media and entertainment but you sell pretty much anything.
I think... I'm inquisitive.... and I love a new challenge...
and if I feel that we can do it better than it's been
done by other people, we'll have a go. Some people
call that 'brand stretching' and say that this is
not the way business should be done, and in the Western
world generally it's not the way business is done.
And I think to be perfectly frank the reason it's
not done that way is that most big companies are public...
they have fund managers who only specialise in one
area... and so if you go and stray outside that fund
manager's arena, the company gets criticised. Fortunately
we're not a public company - we're a private group
of companies, and I can do what I want.
Some people as you say, call that 'brand stretching'
- other people I believe, your colleagues among them,
have called it meglomania. Is there anything that
you will stop at?
Well, we wouldn't... we wouldn't launch a cigarette.
I think Virgin Cigarettes is about as far as we wouldn't

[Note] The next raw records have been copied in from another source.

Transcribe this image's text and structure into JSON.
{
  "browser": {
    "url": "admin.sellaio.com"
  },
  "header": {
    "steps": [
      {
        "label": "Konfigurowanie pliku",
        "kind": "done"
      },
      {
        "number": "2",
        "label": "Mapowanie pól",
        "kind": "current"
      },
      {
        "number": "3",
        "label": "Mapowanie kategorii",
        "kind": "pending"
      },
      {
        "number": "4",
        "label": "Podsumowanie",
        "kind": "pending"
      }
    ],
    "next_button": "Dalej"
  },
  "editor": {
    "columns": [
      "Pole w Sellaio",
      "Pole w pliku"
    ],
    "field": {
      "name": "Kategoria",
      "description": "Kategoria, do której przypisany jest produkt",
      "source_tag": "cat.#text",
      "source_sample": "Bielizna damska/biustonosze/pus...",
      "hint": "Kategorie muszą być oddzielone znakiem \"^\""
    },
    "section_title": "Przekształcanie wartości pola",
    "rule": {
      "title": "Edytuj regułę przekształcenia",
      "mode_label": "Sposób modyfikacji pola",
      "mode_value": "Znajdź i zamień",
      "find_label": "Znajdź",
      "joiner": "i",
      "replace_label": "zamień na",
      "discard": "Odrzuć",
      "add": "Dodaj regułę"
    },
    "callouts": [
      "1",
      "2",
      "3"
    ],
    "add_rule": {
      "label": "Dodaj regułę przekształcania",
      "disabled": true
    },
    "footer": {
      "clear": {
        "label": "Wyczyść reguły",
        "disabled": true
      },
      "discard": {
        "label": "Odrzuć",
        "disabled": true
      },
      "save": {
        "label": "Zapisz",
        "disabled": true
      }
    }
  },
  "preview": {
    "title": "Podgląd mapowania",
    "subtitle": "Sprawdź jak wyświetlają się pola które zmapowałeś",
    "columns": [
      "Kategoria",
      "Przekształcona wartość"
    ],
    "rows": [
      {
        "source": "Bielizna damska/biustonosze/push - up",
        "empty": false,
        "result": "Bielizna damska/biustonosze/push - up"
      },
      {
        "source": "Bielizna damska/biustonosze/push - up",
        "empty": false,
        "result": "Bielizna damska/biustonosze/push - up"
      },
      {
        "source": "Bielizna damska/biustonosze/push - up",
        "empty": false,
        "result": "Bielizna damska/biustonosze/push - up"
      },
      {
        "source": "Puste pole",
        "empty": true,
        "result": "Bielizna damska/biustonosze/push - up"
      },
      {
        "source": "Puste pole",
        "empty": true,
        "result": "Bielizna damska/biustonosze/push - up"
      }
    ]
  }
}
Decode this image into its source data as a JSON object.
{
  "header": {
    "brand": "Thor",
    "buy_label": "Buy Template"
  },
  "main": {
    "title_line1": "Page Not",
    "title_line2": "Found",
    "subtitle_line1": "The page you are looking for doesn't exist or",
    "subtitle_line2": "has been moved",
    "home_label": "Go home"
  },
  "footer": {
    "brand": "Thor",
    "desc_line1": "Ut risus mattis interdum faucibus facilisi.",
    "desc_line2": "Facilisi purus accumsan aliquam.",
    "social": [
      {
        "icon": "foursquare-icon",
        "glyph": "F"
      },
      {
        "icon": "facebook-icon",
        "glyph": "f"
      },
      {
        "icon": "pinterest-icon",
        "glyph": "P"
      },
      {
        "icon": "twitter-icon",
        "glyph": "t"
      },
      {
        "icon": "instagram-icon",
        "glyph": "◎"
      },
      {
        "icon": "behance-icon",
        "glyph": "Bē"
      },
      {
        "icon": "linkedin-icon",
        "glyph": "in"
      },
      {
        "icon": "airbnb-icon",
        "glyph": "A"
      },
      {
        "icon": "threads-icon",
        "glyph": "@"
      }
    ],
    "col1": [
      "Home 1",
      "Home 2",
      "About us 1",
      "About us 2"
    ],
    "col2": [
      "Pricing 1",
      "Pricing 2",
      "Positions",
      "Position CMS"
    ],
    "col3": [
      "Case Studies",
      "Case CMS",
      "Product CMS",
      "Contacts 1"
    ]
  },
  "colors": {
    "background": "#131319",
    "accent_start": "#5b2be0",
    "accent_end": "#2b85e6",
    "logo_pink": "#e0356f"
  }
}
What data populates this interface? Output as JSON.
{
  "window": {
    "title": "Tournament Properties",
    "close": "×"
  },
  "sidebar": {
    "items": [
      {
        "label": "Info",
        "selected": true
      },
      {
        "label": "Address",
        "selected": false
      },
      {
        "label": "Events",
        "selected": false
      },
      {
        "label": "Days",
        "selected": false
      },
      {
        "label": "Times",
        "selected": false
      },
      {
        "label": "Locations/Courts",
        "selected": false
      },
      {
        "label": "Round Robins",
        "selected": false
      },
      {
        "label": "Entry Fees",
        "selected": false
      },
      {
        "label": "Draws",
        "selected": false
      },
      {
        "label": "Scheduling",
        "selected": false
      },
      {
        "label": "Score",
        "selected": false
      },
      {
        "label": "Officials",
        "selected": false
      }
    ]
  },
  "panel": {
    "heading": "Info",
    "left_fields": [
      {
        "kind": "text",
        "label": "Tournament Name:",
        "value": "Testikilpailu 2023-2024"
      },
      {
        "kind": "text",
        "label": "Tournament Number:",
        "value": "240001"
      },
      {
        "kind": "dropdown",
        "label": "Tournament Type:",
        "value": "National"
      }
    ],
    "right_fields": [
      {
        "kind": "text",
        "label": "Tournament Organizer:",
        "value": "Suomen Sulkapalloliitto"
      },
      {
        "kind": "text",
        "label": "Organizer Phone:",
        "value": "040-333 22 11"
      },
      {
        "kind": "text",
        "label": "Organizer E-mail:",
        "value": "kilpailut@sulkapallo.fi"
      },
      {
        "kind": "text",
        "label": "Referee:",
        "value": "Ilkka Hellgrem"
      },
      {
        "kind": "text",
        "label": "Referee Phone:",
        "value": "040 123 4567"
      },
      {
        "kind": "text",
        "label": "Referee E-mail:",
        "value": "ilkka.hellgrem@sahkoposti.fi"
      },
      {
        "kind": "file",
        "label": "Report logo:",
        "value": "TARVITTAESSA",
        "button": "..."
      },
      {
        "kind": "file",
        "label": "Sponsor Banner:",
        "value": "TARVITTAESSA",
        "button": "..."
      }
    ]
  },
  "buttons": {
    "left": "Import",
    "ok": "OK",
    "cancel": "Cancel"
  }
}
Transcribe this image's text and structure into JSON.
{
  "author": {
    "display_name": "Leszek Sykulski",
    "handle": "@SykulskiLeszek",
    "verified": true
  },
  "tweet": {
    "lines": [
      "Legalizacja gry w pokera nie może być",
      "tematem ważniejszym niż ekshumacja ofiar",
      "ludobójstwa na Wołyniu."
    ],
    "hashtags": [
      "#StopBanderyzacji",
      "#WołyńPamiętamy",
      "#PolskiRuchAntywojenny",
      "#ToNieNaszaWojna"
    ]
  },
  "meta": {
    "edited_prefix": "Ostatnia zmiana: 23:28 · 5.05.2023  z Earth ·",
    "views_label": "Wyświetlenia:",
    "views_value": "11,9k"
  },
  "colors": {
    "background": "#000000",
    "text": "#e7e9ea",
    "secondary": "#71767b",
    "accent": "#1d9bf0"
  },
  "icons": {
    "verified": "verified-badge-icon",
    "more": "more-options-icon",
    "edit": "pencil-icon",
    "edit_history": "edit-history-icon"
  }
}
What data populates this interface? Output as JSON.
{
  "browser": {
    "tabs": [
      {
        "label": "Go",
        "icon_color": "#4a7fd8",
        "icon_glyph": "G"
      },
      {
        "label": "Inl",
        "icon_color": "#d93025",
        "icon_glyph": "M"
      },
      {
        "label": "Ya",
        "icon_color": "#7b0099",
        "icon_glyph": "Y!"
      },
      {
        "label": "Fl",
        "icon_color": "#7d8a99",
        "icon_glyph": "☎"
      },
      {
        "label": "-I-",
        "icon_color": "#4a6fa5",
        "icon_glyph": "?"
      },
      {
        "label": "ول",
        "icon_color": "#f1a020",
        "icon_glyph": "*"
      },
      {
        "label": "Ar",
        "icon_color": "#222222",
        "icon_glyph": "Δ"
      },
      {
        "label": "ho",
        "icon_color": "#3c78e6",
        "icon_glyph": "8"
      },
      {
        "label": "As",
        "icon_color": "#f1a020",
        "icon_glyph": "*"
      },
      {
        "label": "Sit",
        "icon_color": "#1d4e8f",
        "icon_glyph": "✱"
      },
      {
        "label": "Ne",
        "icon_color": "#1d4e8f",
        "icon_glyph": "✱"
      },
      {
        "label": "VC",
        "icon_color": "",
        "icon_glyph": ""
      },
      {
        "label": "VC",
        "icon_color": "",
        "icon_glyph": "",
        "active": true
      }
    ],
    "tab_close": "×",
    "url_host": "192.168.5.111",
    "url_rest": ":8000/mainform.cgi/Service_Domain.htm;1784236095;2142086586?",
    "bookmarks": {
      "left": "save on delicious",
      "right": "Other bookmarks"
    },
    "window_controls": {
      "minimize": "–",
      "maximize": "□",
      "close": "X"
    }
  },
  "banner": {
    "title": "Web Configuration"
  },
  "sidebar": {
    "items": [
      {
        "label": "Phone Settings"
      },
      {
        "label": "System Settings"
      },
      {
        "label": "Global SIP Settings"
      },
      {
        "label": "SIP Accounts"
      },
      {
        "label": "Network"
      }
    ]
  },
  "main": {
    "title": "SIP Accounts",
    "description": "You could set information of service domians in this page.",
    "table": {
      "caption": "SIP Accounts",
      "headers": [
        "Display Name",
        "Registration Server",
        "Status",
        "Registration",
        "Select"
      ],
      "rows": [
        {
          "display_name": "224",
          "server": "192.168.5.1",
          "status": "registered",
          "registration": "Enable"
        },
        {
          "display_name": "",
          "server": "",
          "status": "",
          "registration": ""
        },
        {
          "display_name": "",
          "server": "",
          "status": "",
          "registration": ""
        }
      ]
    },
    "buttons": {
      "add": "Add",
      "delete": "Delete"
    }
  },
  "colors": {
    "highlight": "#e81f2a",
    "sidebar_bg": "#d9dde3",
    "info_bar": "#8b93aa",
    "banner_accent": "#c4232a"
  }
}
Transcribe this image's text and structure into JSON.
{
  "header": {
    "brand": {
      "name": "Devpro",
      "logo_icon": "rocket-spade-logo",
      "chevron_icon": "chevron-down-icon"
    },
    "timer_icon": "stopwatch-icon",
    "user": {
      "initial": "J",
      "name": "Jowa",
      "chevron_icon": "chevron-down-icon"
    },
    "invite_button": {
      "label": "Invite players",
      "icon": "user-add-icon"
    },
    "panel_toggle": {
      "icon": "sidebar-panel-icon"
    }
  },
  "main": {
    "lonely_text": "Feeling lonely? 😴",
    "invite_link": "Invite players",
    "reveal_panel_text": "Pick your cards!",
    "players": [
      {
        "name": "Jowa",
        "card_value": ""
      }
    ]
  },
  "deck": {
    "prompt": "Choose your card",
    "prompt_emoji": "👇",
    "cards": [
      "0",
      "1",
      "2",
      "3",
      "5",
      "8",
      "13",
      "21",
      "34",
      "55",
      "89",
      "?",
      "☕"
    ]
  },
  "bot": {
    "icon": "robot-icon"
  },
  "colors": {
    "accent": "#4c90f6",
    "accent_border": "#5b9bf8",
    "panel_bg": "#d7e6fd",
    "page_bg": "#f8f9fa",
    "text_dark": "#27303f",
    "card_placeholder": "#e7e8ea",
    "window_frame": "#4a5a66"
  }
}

go - but I think that most other things we would do.
I mean, I think... when you think what is business?
... Business is giving people in their lifetime what
they need and what they want. And you know, I've had
great fun turning quite a lot of different industries
on their head and making sure those industries will
never be the same again, because Virgin went in and
took them on. Occasionally we'll come unstuck and
you know, we'll learn from our mistakes but so far
I think we've managed to get it right more often than
we've got it wrong.
These are admirableYou're also moving strongly into
the internet and telephony, but really you're a relative
newcomer to the dot com world - do you think you did
leave it late?
I don't think so, in that Virgin is already a global
brand. Brands like Amazon have had to spend hundreds
of millions of pounds you know, building their brands,
whereas Virgin is already well-known around the world.
Anyway that's my excuse, and I"m sticking with
it. Some people would say Richard, if you knew how
to use an internet yourself, or if you know how to
use a computer you would have been there five years
As you near fifty - I"m sorry to remind you -
but as you near fifty, next month, is it difficult
to be as flamboyant, as adventure-seeking, as unconventional...
as you were in the beginning?
I think there's something in that. I mean, I think
that we're going to have to find a younger person
to get out there and do the mad balloon and boating
trips that I used to do...
I don't believe that for a minute that you want to
put your feet up. Do you really?
No, I don't. I'm still.... maybe Peter Pan.... doesn't
want to grow up.
Mr. Branson.... Sir Richard Branson, thank you very
much for joining us tonight. Thank you.